It’s not just the people protesting in the streets — most Americans are concerned about police violence, and specifically the killing of George Floyd, new polls show.
A Wall Street Journal/NBC News poll released Sunday found that a majority of Americans are more troubled with the actions of the Minneapolis police that led to Floyd’s death, rather than by violence at some protests. The poll was conducted among 1,000 people from May 28 to June 2, just days after Floyd was killed on May 25 by a police officer who pinned him down by the neck with his knee, and early on in the (largely peaceful) protests.
Despite some criticism surrounding images of looting and arson, the poll found that only 27 percent of voters thought the violence of protesters was more concerning than the actions of the police and Floyd’s death — a contrast to the 59 percent that found the latter far more troubling. A big caveat: As with much else in American life, there’s a stark partisan divide. Nearly half of Republicans (48 percent) said they were more concerned about the protests, while 81 percent of Democrats found the police killing of Floyd a bigger issue.

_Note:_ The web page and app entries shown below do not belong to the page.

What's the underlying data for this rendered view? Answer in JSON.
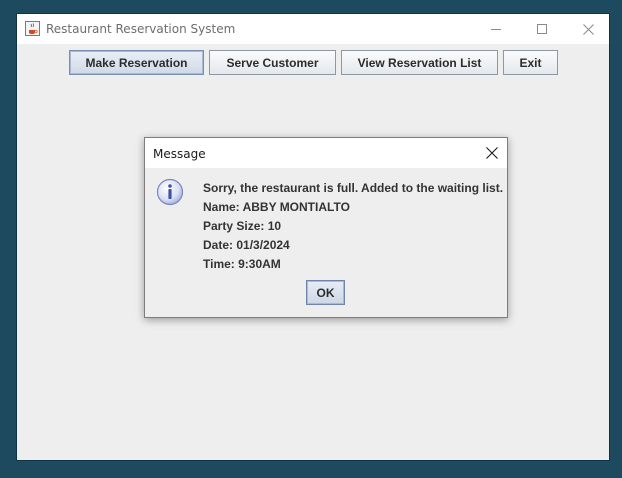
{
  "window": {
    "title": "Restaurant Reservation System",
    "icon": "java-cup-icon"
  },
  "toolbar": {
    "make_reservation": "Make Reservation",
    "serve_customer": "Serve Customer",
    "view_reservation_list": "View Reservation List",
    "exit": "Exit"
  },
  "dialog": {
    "title": "Message",
    "icon": "info-icon",
    "lines": [
      "Sorry, the restaurant is full. Added to the waiting list.",
      "Name: ABBY MONTIALTO",
      "Party Size: 10",
      "Date: 01/3/2024",
      "Time: 9:30AM"
    ],
    "ok_label": "OK"
  },
  "colors": {
    "desktop": "#1d4a5e",
    "window_bg": "#eeeeee",
    "titlebar_bg": "#ffffff",
    "button_focus": "#cfd9e6",
    "info_icon": "#3d53a8"
  }
}
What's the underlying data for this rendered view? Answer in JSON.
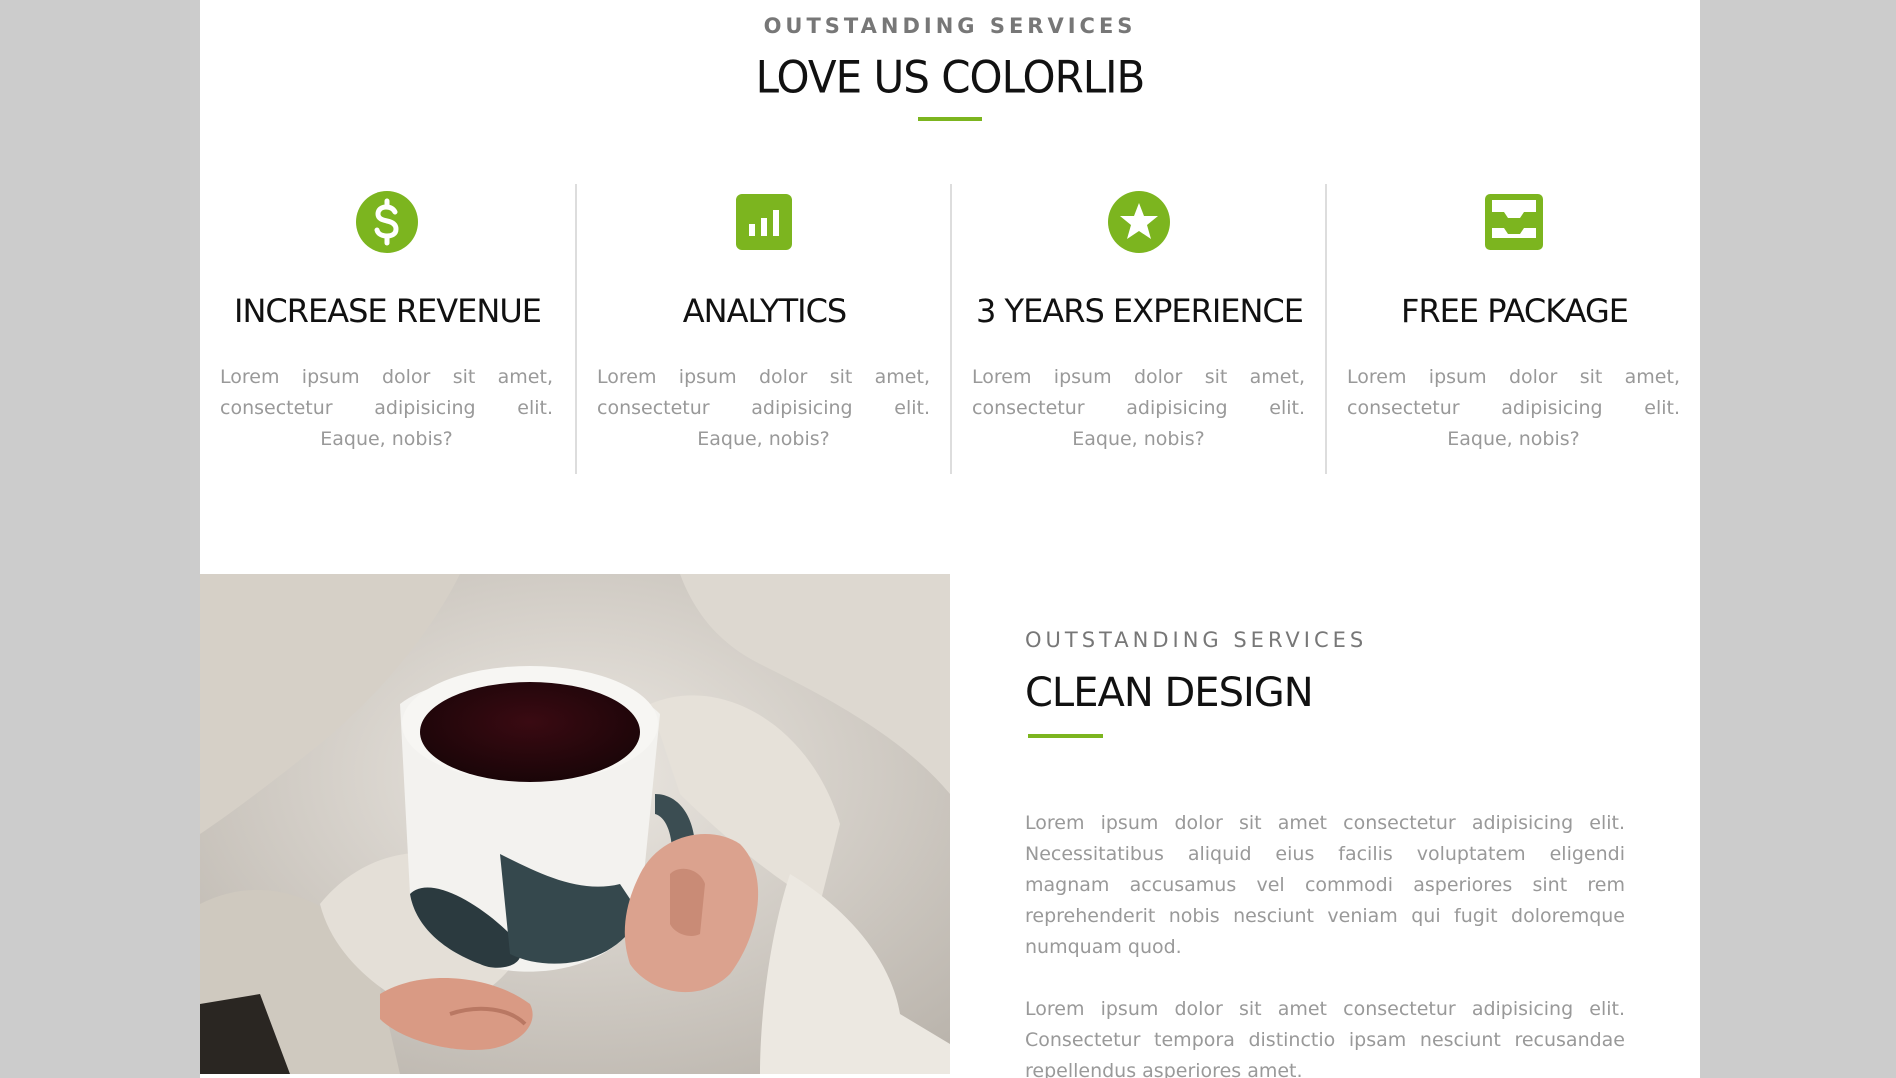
{
  "colors": {
    "accent": "#7cb51f",
    "background_outer": "#cccccc",
    "background_page": "#ffffff",
    "heading": "#111111",
    "body_text": "#999999",
    "eyebrow": "#777777",
    "divider": "#dddddd"
  },
  "services": {
    "eyebrow": "OUTSTANDING SERVICES",
    "title": "LOVE US COLORLIB",
    "features": [
      {
        "icon": "dollar-circle-icon",
        "title": "INCREASE REVENUE",
        "text": "Lorem ipsum dolor sit amet, consectetur adipisicing elit. Eaque, nobis?"
      },
      {
        "icon": "bar-chart-icon",
        "title": "ANALYTICS",
        "text": "Lorem ipsum dolor sit amet, consectetur adipisicing elit. Eaque, nobis?"
      },
      {
        "icon": "star-circle-icon",
        "title": "3 YEARS EXPERIENCE",
        "text": "Lorem ipsum dolor sit amet, consectetur adipisicing elit. Eaque, nobis?"
      },
      {
        "icon": "package-tray-icon",
        "title": "FREE PACKAGE",
        "text": "Lorem ipsum dolor sit amet, consectetur adipisicing elit. Eaque, nobis?"
      }
    ]
  },
  "design": {
    "image": "coffee-mug-photo",
    "eyebrow": "OUTSTANDING SERVICES",
    "title": "CLEAN DESIGN",
    "paragraphs": [
      "Lorem ipsum dolor sit amet consectetur adipisicing elit. Necessitatibus aliquid eius facilis voluptatem eligendi magnam accusamus vel commodi asperiores sint rem reprehenderit nobis nesciunt veniam qui fugit doloremque numquam quod.",
      "Lorem ipsum dolor sit amet consectetur adipisicing elit. Consectetur tempora distinctio ipsam nesciunt recusandae repellendus asperiores amet."
    ]
  }
}
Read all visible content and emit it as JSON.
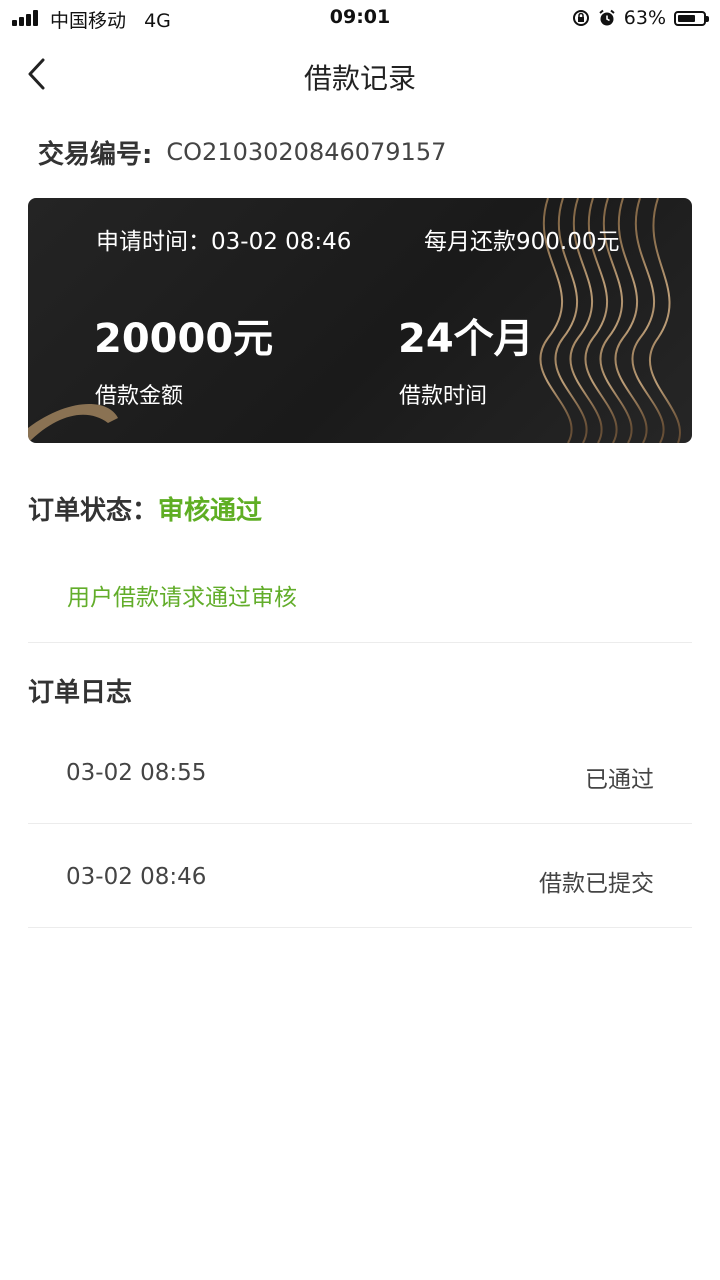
{
  "status_bar": {
    "carrier": "中国移动",
    "network": "4G",
    "time": "09:01",
    "battery": "63%",
    "icons": [
      "signal-icon",
      "orientation-lock-icon",
      "alarm-icon",
      "battery-icon"
    ]
  },
  "nav": {
    "back_icon": "chevron-left-icon",
    "title": "借款记录"
  },
  "transaction": {
    "label": "交易编号:",
    "number": "CO2103020846079157"
  },
  "card": {
    "apply_time": "申请时间：03-02 08:46",
    "monthly_repayment": "每月还款900.00元",
    "amount": "20000元",
    "amount_label": "借款金额",
    "duration": "24个月",
    "duration_label": "借款时间"
  },
  "order_status": {
    "label": "订单状态：",
    "value": "审核通过",
    "description": "用户借款请求通过审核",
    "color": "#5fae24"
  },
  "order_log": {
    "title": "订单日志",
    "entries": [
      {
        "time": "03-02 08:55",
        "status": "已通过"
      },
      {
        "time": "03-02 08:46",
        "status": "借款已提交"
      }
    ]
  }
}
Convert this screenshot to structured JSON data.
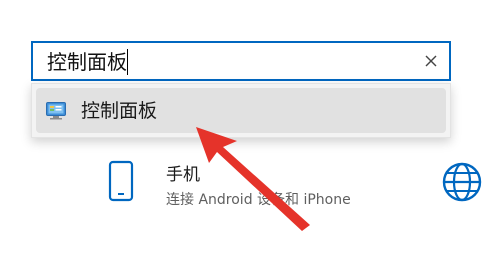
{
  "search": {
    "query": "控制面板",
    "clear_icon": "close-icon"
  },
  "suggestions": [
    {
      "label": "控制面板",
      "icon": "control-panel-icon"
    }
  ],
  "settings_tile": {
    "title": "手机",
    "subtitle": "连接 Android 设备和 iPhone",
    "icon": "phone-icon"
  },
  "side_icon": "globe-icon",
  "annotation": {
    "icon": "red-arrow",
    "color": "#e5332a"
  },
  "colors": {
    "accent": "#0067c0",
    "annotation": "#e5332a"
  }
}
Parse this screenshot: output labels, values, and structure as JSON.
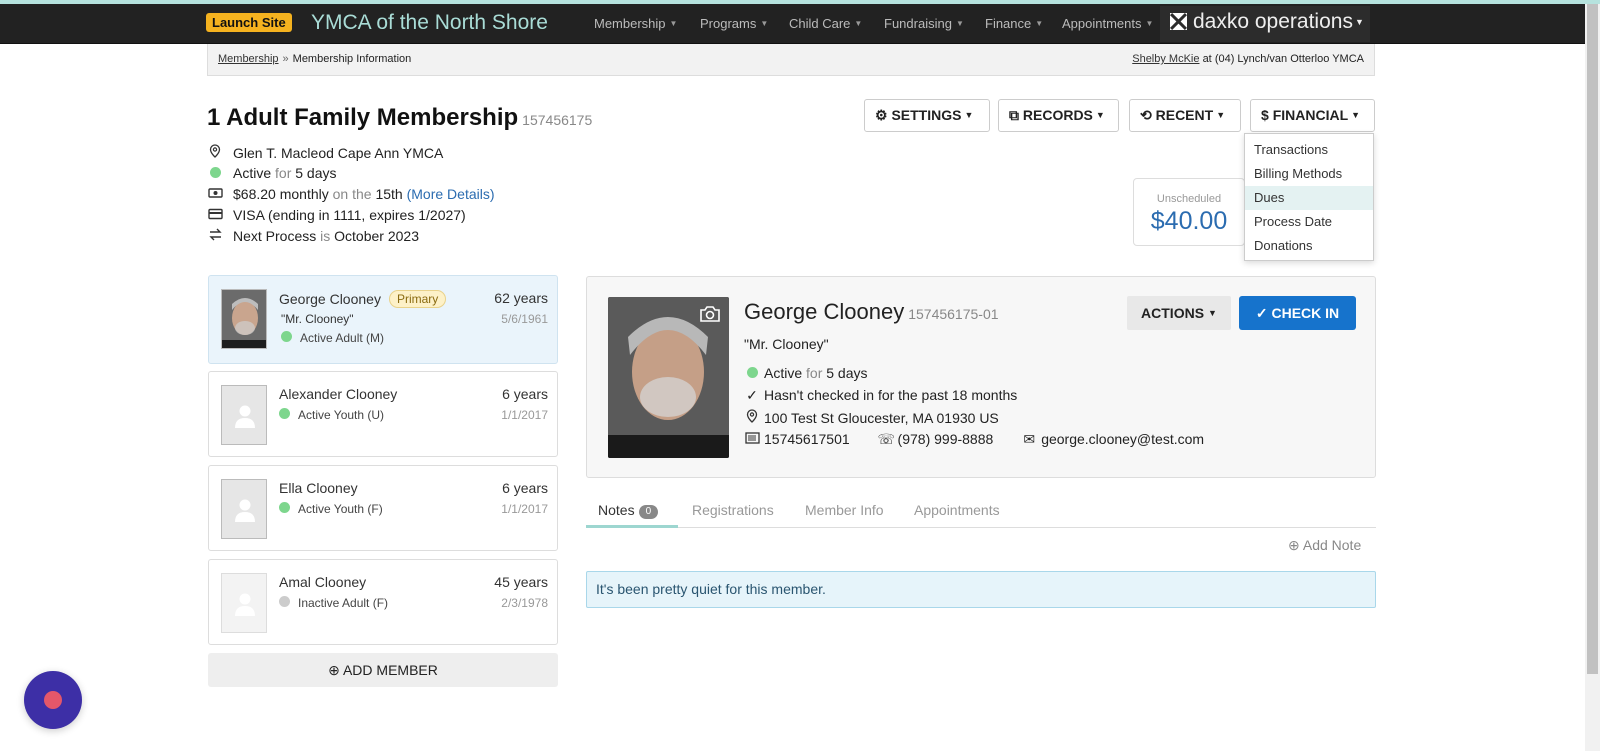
{
  "header": {
    "launch_label": "Launch Site",
    "org_name": "YMCA of the North Shore",
    "nav": [
      {
        "label": "Membership"
      },
      {
        "label": "Programs"
      },
      {
        "label": "Child Care"
      },
      {
        "label": "Fundraising"
      },
      {
        "label": "Finance"
      },
      {
        "label": "Appointments"
      }
    ],
    "brand": "daxko operations",
    "accent_color": "#b6e3de",
    "launch_color": "#f5b21f"
  },
  "breadcrumb": {
    "root": "Membership",
    "separator": "»",
    "current": "Membership Information",
    "user": "Shelby McKie",
    "location_prefix": "at",
    "location": "(04) Lynch/van Otterloo YMCA"
  },
  "membership": {
    "title": "1 Adult Family Membership",
    "number": "157456175",
    "branch": "Glen T. Macleod Cape Ann YMCA",
    "status": "Active",
    "for_word": "for",
    "status_duration": "5 days",
    "price": "$68.20 monthly",
    "on_the": "on the",
    "billing_day": "15th",
    "more_details": "(More Details)",
    "card": "VISA (ending in 1111, expires 1/2027)",
    "next_label": "Next Process",
    "is_word": "is",
    "next_process": "October 2023"
  },
  "toolbar": {
    "settings": "SETTINGS",
    "records": "RECORDS",
    "recent": "RECENT",
    "financial": "FINANCIAL"
  },
  "financial_menu": {
    "items": [
      "Transactions",
      "Billing Methods",
      "Dues",
      "Process Date",
      "Donations"
    ],
    "highlighted": "Dues"
  },
  "balance": {
    "label": "Unscheduled",
    "amount": "$40.00"
  },
  "members": [
    {
      "name": "George Clooney",
      "badge": "Primary",
      "nickname": "\"Mr. Clooney\"",
      "status": "Active Adult (M)",
      "age": "62 years",
      "dob": "5/6/1961",
      "active": true
    },
    {
      "name": "Alexander Clooney",
      "status": "Active Youth (U)",
      "age": "6 years",
      "dob": "1/1/2017",
      "active": true
    },
    {
      "name": "Ella Clooney",
      "status": "Active Youth (F)",
      "age": "6 years",
      "dob": "1/1/2017",
      "active": true
    },
    {
      "name": "Amal Clooney",
      "status": "Inactive Adult (F)",
      "age": "45 years",
      "dob": "2/3/1978",
      "active": false
    }
  ],
  "add_member": "ADD MEMBER",
  "detail": {
    "name": "George Clooney",
    "number": "157456175-01",
    "nickname": "\"Mr. Clooney\"",
    "status": "Active",
    "for_word": "for",
    "status_duration": "5 days",
    "checkin_note": "Hasn't checked in for the past 18 months",
    "address": "100 Test St Gloucester, MA 01930 US",
    "barcode": "15745617501",
    "phone": "(978) 999-8888",
    "email": "george.clooney@test.com",
    "actions_label": "ACTIONS",
    "checkin_label": "CHECK IN"
  },
  "tabs": {
    "notes": "Notes",
    "notes_count": "0",
    "registrations": "Registrations",
    "member_info": "Member Info",
    "appointments": "Appointments"
  },
  "add_note": "Add Note",
  "empty_message": "It's been pretty quiet for this member."
}
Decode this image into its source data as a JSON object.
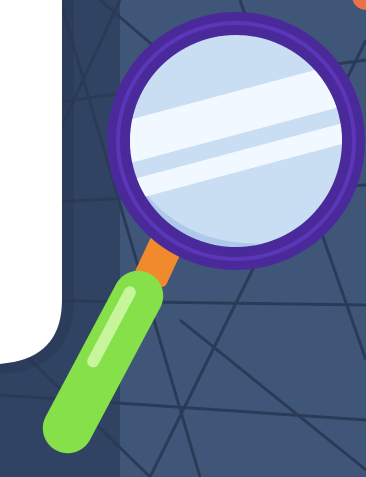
{
  "illustration": {
    "subject": "magnifying-glass",
    "colors": {
      "background_wall": "#3f5679",
      "background_dark": "#243550",
      "tile_lines": "#2a3b58",
      "paper": "#ffffff",
      "rim": "#4a2a9a",
      "rim_highlight": "#5c36b8",
      "lens": "#c9ddf3",
      "lens_shine": "#f2f8ff",
      "lens_shadow": "#a9c4e8",
      "neck": "#f08a2c",
      "handle": "#86e04a",
      "handle_highlight": "#c7f59b",
      "corner_accent": "#e8734a"
    }
  }
}
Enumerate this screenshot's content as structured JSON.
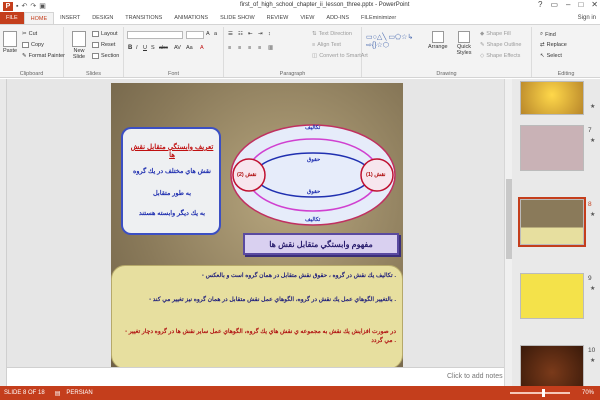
{
  "window": {
    "title": "first_of_high_school_chapter_ii_lesson_three.pptx - PowerPoint",
    "signin": "Sign in"
  },
  "tabs": [
    "FILE",
    "HOME",
    "INSERT",
    "DESIGN",
    "TRANSITIONS",
    "ANIMATIONS",
    "SLIDE SHOW",
    "REVIEW",
    "VIEW",
    "ADD-INS",
    "FILEminimizer"
  ],
  "ribbon": {
    "clipboard": {
      "paste": "Paste",
      "cut": "Cut",
      "copy": "Copy",
      "format_painter": "Format Painter",
      "label": "Clipboard"
    },
    "slides": {
      "new_slide": "New Slide",
      "layout": "Layout",
      "reset": "Reset",
      "section": "Section",
      "label": "Slides"
    },
    "font": {
      "label": "Font"
    },
    "paragraph": {
      "text_direction": "Text Direction",
      "align_text": "Align Text",
      "convert_smartart": "Convert to SmartArt",
      "label": "Paragraph"
    },
    "drawing": {
      "arrange": "Arrange",
      "quick_styles": "Quick Styles",
      "shape_fill": "Shape Fill",
      "shape_outline": "Shape Outline",
      "shape_effects": "Shape Effects",
      "label": "Drawing"
    },
    "editing": {
      "find": "Find",
      "replace": "Replace",
      "select": "Select",
      "label": "Editing"
    }
  },
  "slide": {
    "stone_title": "تعريف وابستگي متقابل نقش ها",
    "stone_line1": "نقش هاي مختلف در يك گروه",
    "stone_line2": "به طور متقابل",
    "stone_line3": "به يك ديگر وابسته هستند",
    "diag_top": "تكاليف",
    "diag_rights_upper": "حقوق",
    "diag_role2": "نقش (2)",
    "diag_role1": "نقش (1)",
    "diag_rights_lower": "حقوق",
    "diag_bottom": "تكاليف",
    "heading": "مفهوم وابستگي متقابل نقش ها",
    "para1": "- تكاليف يك نقش در گروه ، حقوق نقش متقابل در همان گروه است و بالعكس .",
    "para2": "- بالتغيير الگوهاي عمل يك نقش در گروه، الگوهاي عمل نقش متقابل در همان گروه نيز تغيير مي كند .",
    "para3": "- در صورت افزايش يك نقش به مجموعه ي نقش هاي يك گروه، الگوهاي عمل ساير نقش ها در گروه دچار تغيير مي گردد ."
  },
  "notes_placeholder": "Click to add notes",
  "thumbnails": [
    {
      "num": "",
      "star": "★"
    },
    {
      "num": "7",
      "star": "★"
    },
    {
      "num": "8",
      "star": "★"
    },
    {
      "num": "9",
      "star": "★"
    },
    {
      "num": "10",
      "star": "★"
    }
  ],
  "status": {
    "slide_info": "SLIDE 8 OF 18",
    "language": "PERSIAN",
    "zoom": "70%"
  },
  "colors": {
    "accent": "#c43e1c"
  }
}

Opinions differed by race as well. 78 percent of African Americans were more concerned with the police’s actions in contrast to the 15 percent that were troubled by the protesters’ violence. The gap between the two opinions dwindled among white Americans: 54 percent found the police violence that led to Floyd’s death more troubling, while 30 percent were more concerned with violent protests.
Regardless of politics or race, a majority of Americans are more bothered by police brutality — which could explain the strong support for police reform measures revealed in another recent survey. The poll, conducted by YouGov from May 29 to 30 among 1,060 people, showed that 67 percent of Americans supported banning any type of neck restraints, which was a police tactic used when Floyd died. Implementing an early warning system to identify problematic officers was also popular among 80 percent of Americans. The most supported reform measure was training officers on deescalation tactics, which was approved by 88 percent of Americans.
And while police may have historically been popular among Americans, these polls could indicate that their popularity might be faltering due to the recent waves of protest. A survey of over 6,000 people from Democracy Fund + UCLA Nationscape found that the favorability figures for the police plunged 10 percent in one week — 66 percent to 56 percent — just days after Floyd’s death.
“This is a unique moment in American history,” Robert Griffin, research director for the Democracy Fund Voter Study Group, told the New York Daily News. “To see shifts like this really speaks to what a monumental event these protests have been.”